“I had given up hope on my grandchild. I thought she was going to die like the three others before her,” says Eisa Wasaitu, Zahari’s grandmother.

The one year old was suffering from severe acute malnutrition and marasmus (malnutrition characterised by energy deficiency) when she was first brought to the MSF outreach post.

Her mother is also ailing and suffers from psychosis. She is in no condition to take care of Zahari and her older brother leaving the grandmother as their sole guardian.

Treating malnutrition

After two months in the MSF programme and admission into the stabilisation centre where, apart from being treated for malnutrition, she was given specialised treatment for pneumonia, Zahari slowly blossomed back to life.

When we saw her a few weeks ago, her weight had increased from 3.2kg to 4.9 kg.

“When I see this child I feel very happy because the grandmother and the rest of the community thought she was going to die, but we saved her life and she is still alive,” says Nabiyu Ayalew, MSF’s outreach nurse.

Nutritional emergency

MSF traversed the inimitable lands of Afar in April to respond to a nutritional emergency. The Afar state is vast and the area that MSF covers is one of the remotest and most neglected.

If we divide the state into four zones; four being the remotest, four is where the MSF base in Teru is located.

Teru is subject to huge aggressive sand storms in the dry season with extreme temperature and violent rainstorms that flood seasonal rivers and make non-existent and partly dirt roads impassable in the rainy season.

MSF’s intervention, that recently closed, covered 12 kebeles (neighbourhoods), all of which were very far from each other and whose inhabitants are completely cut off from healthcare.


The decision to intervene was reached after an assessment found an alarming severe acute malnutrition rate in the region to be 26.6 percent in an estimated catchment population of 87,374 people.

“Most of the cases that we admit in the stabilisation centre are severe acute malnutrition with complications - most of these are combined with either pneumonia or tuberculosis,” says Frank Katambula, MSF’s Medical Team Leader in Afar.
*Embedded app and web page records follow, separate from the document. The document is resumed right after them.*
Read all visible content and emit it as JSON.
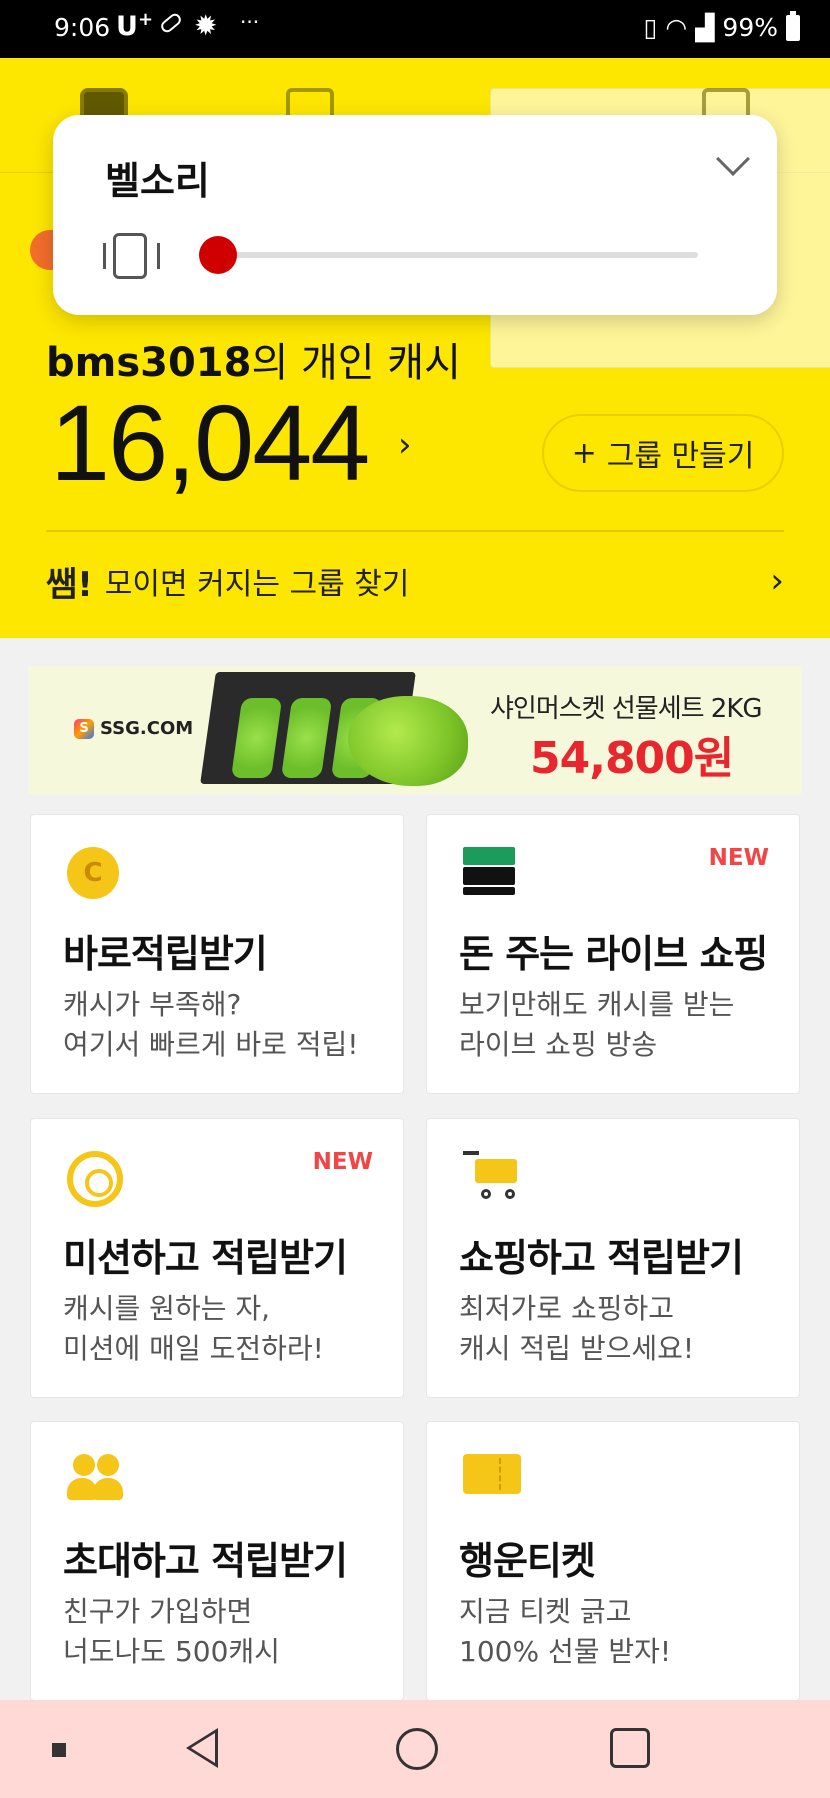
{
  "status_bar": {
    "time": "9:06",
    "carrier": "U",
    "carrier_sup": "+",
    "more": "···",
    "battery": "99%"
  },
  "tabs": [
    {
      "icon": "home-icon"
    },
    {
      "icon": "shopping-bag-icon"
    },
    {
      "icon": "card-icon"
    },
    {
      "icon": "settings-icon"
    }
  ],
  "volume_popup": {
    "title": "벨소리",
    "mode_icon": "vibrate-icon",
    "level": 0,
    "thumb_color": "#d00000"
  },
  "cash": {
    "user": "bms3018",
    "title_suffix": "의 개인 캐시",
    "amount": "16,044",
    "chevron": "›",
    "group_button_plus": "+",
    "group_button": "그룹 만들기"
  },
  "ssem": {
    "badge": "쌤!",
    "text": "모이면 커지는 그룹 찾기",
    "chevron": "›"
  },
  "banner": {
    "logo": "SSG.COM",
    "logo_mark": "S",
    "title": "샤인머스켓 선물세트 2KG",
    "price": "54,800원",
    "price_color": "#e8262e"
  },
  "cards": [
    {
      "title": "바로적립받기",
      "desc1": "캐시가 부족해?",
      "desc2": "여기서 빠르게 바로 적립!",
      "icon": "coin-icon",
      "icon_text": "C",
      "new": ""
    },
    {
      "title": "돈 주는 라이브 쇼핑",
      "desc1": "보기만해도 캐시를 받는",
      "desc2": "라이브 쇼핑 방송",
      "icon": "money-icon",
      "new": "NEW"
    },
    {
      "title": "미션하고 적립받기",
      "desc1": "캐시를 원하는 자,",
      "desc2": "미션에 매일 도전하라!",
      "icon": "target-icon",
      "new": "NEW"
    },
    {
      "title": "쇼핑하고 적립받기",
      "desc1": "최저가로 쇼핑하고",
      "desc2": "캐시 적립 받으세요!",
      "icon": "cart-icon",
      "new": ""
    },
    {
      "title": "초대하고 적립받기",
      "desc1": "친구가 가입하면",
      "desc2": "너도나도 500캐시",
      "icon": "people-icon",
      "new": ""
    },
    {
      "title": "행운티켓",
      "desc1": "지금 티켓 긁고",
      "desc2": "100% 선물 받자!",
      "icon": "ticket-icon",
      "new": ""
    }
  ],
  "colors": {
    "header_yellow": "#fde600",
    "accent_yellow": "#f5c518",
    "new_badge": "#f24545",
    "nav_bg": "#ffd9d6"
  }
}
MSF has been providing therapeutic feeding alongside treatment for various diseases like pneumonia and tuberculosis.

Some cases, like that of Salama Hassan, whose nine-month-old baby has been admitted thrice in the MSF stabilisation centre, have been particularly problematic.

Salama does not believe that her child suffers from malnutrition but that a bad wind must have blown when they were released from the stabilisation centre and this wind made her child sick.
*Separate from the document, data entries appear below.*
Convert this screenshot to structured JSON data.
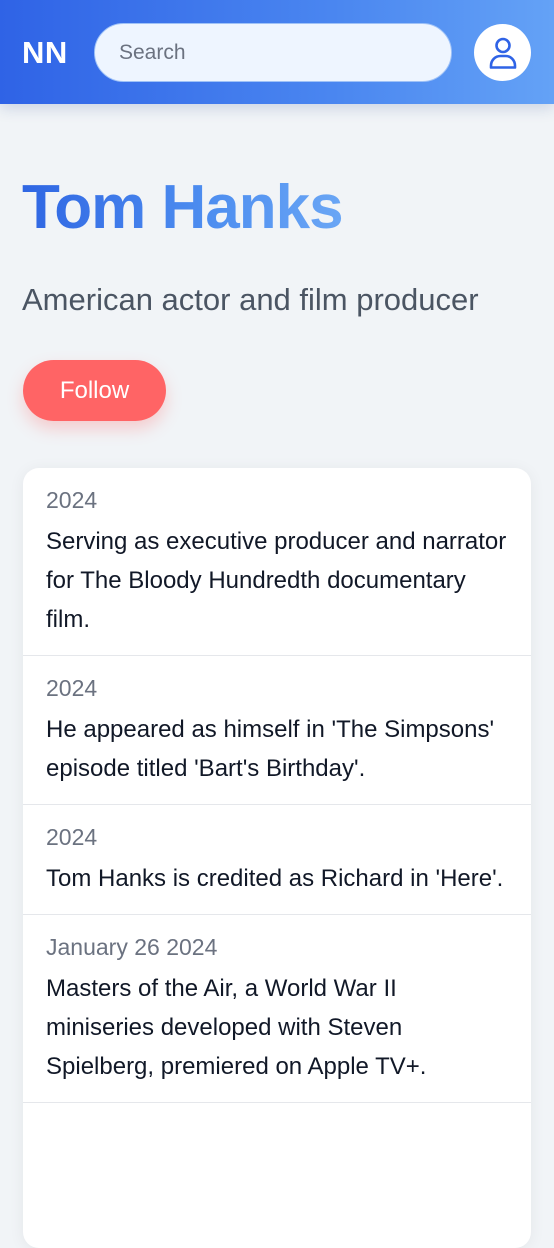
{
  "header": {
    "logo": "NN",
    "search_placeholder": "Search",
    "profile_icon": "user-icon"
  },
  "profile": {
    "name": "Tom Hanks",
    "description": "American actor and film producer",
    "follow_label": "Follow"
  },
  "timeline": [
    {
      "date": "2024",
      "text": "Serving as executive producer and narrator for The Bloody Hundredth documentary film."
    },
    {
      "date": "2024",
      "text": "He appeared as himself in 'The Simpsons' episode titled 'Bart's Birthday'."
    },
    {
      "date": "2024",
      "text": "Tom Hanks is credited as Richard in 'Here'."
    },
    {
      "date": "January 26 2024",
      "text": "Masters of the Air, a World War II miniseries developed with Steven Spielberg, premiered on Apple TV+."
    }
  ],
  "colors": {
    "header_gradient_start": "#2f63e6",
    "header_gradient_end": "#64a2f6",
    "follow_button": "#ff6465",
    "page_background": "#f1f4f7"
  }
}
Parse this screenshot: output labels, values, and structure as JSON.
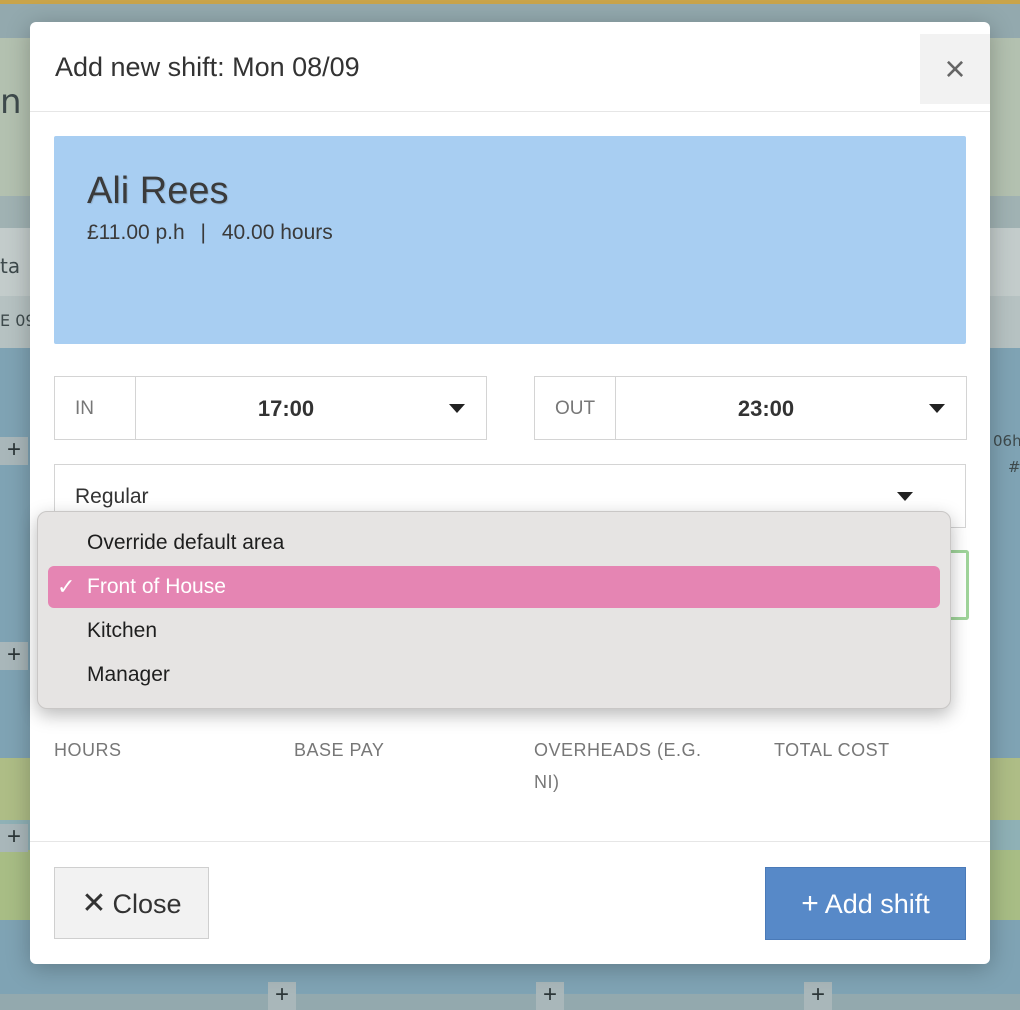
{
  "background": {
    "fragments": [
      "n",
      "ta",
      "E 09",
      "06h",
      "#"
    ]
  },
  "modal": {
    "title": "Add new shift: Mon 08/09",
    "close_icon": "×",
    "employee": {
      "name": "Ali Rees",
      "rate": "£11.00 p.h",
      "separator": "|",
      "hours": "40.00 hours",
      "card_color": "#a8cef2"
    },
    "time_in": {
      "label": "IN",
      "value": "17:00"
    },
    "time_out": {
      "label": "OUT",
      "value": "23:00"
    },
    "shift_type": {
      "value": "Regular"
    },
    "area_dropdown": {
      "options": [
        {
          "label": "Override default area",
          "selected": false
        },
        {
          "label": "Front of House",
          "selected": true
        },
        {
          "label": "Kitchen",
          "selected": false
        },
        {
          "label": "Manager",
          "selected": false
        }
      ],
      "check_mark": "✓",
      "highlight_color": "#e585b3"
    },
    "stats": {
      "hours": "HOURS",
      "base_pay": "BASE PAY",
      "overheads_line1": "OVERHEADS (E.G.",
      "overheads_line2": "NI)",
      "total_cost": "TOTAL COST"
    },
    "footer": {
      "close_icon": "✕",
      "close_label": "Close",
      "add_icon": "+",
      "add_label": "Add shift",
      "add_color": "#5789c8"
    }
  }
}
Therapeutic feeding

Nevertheless, most cases have now stabilised and children under the age of five continue to receive therapeutic food.

Overall, a total of 726 malnourished children were admitted in the therapeutic feeding programme (including 134 children in the stabilisation centre) and 1,154 moderately acute malnourished patients (including 416 pregnant and lactating women) benefitted from programme.

 “In total we have 78.2 percent cured cases and a defaulter rate of 4.5 percent, which to me is quiet ‘good’ considering that access (in terms of accessing patients and patients accessing healthcare or MSF facilities) in this area is not at all easy,” adds, Jean François Saint-Sauveur, MSF’s Medical Coordinator in Ethiopia.

The Afari are a pastoral nomadic people that move from place to place in search of water and pasture for their animals.

This aspect of their life largely contributes to the defaulting of their treatment. This, combined with geographical access difficulties, complicates MSF’s capacity to follow up on defaulters.

The presence of MSF in the area is significant, not only in providing healthcare but also in highlighting the healthcare problems of the rural Afari population and advocating for the provision of basic healthcare to this population, a principle clearly stated in the MSF charter.

Find out more about MSF’s work in Ethiopia